“There is a conspiracy against me,” said Ivory Coast strongman Laurent Gbagbo in an interview with French daily Le Figaro, published Monday. The incumbent Ivorian president has refused to bow to international pressure and step down after a disputed presidential run-off on Nov. 28.
Both Gbagbo and his rival Alassane Ouattara have claimed victory in the election, but most members of the international community, including the United Nations, the United States and the European Union, have recognised Ouattara as the legitimate president.
Last Friday, the west African regional bloc ECOWAS threatened to oust Gbagbo by force if he did not step down voluntarily.
In response to this ultimatum, a defiant Gbagbo told Le Figaro, “This would be the first time that African countries would be ready to go to war against a country because an election went badly!”
Calling Ivory Coast a “modern nation,” in which he had been constitutionally elected, he compared it to other African countries with electoral troubles. “If one went to war in all these cases, I believe that Africa would be perpetually at war,” he said.
The 65-year-old leader said that in Ivory Coast, “the UN and its head [of mission] had shown themselves to be partisan”. He named “above all” the French and US ambassadors as the principal actors in a conspiracy against him.
With an ECOWAS delegation due in Abidjan on Tuesday, Gbabgo said he was open to discussion, though adding that “the rules of the country” made him the legitimate president.

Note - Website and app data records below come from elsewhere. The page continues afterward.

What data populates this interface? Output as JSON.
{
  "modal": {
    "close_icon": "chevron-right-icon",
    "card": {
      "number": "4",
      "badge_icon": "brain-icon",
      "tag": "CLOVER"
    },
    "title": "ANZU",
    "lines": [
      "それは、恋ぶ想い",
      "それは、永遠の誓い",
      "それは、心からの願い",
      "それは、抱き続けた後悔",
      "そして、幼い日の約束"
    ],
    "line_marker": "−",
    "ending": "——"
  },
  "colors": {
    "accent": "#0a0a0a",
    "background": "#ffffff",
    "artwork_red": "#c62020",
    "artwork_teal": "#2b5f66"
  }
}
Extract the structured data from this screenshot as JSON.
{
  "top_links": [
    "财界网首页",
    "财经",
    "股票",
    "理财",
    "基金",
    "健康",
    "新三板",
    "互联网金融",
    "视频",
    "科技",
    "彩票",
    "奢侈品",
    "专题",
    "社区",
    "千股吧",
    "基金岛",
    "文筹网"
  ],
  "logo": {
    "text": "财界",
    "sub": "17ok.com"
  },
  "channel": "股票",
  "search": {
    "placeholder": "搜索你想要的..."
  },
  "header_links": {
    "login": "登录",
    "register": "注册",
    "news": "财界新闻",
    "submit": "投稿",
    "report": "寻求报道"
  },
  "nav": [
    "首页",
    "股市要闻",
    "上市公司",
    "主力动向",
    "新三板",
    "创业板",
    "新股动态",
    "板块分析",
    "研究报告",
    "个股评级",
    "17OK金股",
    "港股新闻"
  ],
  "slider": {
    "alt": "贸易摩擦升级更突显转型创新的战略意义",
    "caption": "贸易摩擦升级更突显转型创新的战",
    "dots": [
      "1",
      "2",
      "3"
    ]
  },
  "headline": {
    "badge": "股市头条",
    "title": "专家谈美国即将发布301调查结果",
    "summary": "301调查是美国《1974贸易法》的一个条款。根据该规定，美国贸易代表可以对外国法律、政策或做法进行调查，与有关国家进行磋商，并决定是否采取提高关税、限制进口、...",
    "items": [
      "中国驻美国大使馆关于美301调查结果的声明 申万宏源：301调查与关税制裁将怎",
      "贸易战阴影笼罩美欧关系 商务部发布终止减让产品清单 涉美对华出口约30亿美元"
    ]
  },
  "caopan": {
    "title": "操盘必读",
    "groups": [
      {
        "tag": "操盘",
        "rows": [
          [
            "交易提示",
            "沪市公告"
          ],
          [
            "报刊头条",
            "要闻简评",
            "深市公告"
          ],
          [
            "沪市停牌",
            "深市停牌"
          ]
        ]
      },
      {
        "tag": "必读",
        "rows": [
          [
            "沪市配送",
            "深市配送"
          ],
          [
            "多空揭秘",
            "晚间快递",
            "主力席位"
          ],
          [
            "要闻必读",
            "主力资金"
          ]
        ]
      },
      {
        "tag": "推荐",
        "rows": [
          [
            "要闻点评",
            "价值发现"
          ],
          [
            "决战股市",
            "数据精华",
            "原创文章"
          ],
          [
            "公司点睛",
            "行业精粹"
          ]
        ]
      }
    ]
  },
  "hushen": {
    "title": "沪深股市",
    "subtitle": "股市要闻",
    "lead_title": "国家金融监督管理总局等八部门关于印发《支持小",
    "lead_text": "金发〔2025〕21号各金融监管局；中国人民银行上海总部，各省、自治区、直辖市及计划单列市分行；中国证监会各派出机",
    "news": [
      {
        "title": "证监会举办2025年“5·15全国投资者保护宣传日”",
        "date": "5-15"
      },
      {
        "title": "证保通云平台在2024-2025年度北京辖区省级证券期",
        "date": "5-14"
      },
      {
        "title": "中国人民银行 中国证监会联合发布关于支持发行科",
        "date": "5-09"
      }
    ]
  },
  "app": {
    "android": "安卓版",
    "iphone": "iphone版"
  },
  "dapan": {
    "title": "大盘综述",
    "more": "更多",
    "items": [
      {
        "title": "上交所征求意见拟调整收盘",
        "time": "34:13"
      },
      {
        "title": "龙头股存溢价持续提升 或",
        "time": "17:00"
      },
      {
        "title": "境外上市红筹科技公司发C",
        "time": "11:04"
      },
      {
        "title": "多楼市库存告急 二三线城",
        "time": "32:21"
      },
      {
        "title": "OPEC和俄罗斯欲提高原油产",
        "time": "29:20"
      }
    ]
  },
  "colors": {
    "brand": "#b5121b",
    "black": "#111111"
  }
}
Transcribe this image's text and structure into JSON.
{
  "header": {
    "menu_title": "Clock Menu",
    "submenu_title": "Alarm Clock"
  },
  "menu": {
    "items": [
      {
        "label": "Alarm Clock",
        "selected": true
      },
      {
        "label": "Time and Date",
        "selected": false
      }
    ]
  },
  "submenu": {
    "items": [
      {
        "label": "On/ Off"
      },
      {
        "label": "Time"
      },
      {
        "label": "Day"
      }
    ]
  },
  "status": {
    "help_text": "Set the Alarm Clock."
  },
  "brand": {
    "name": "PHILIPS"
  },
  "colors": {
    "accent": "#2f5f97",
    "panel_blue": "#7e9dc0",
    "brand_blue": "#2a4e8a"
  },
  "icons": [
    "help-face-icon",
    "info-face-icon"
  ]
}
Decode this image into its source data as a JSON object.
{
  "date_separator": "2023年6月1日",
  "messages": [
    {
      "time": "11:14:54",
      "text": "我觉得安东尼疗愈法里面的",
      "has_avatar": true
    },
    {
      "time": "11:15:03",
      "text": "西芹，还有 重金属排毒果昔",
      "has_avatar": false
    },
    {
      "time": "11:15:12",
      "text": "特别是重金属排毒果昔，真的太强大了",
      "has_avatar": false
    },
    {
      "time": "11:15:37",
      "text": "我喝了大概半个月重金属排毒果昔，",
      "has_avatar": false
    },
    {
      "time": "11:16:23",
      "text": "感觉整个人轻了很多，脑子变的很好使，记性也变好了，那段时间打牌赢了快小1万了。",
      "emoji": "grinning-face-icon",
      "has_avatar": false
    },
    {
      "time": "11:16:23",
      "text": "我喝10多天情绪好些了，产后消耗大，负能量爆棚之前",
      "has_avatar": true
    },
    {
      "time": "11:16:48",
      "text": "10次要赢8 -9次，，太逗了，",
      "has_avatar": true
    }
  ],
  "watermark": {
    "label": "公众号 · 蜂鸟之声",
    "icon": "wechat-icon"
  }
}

“We are not afraid”, he said. “We are in the right. Until what point are those who threaten us prepared to go?”
Gbabgo added, “And when one goes through what I have, one tells oneself that Mugabe wasn’t totally wrong”.
Zimbabwe’s strongman Robert Mugabe has held on to power for nearly 23 years despite defeat in a 2008 election, overseeing his country’s ruinous economic downfall.
Some 14,000 Ivorians have already fled the country after scores died in clashes between the Gbagbo and Ouattara camps, the UN said over the weekend. Ouattara’s supporters have called for a general strike in Ivory Coast starting Monday.
Date created : 2010-12-27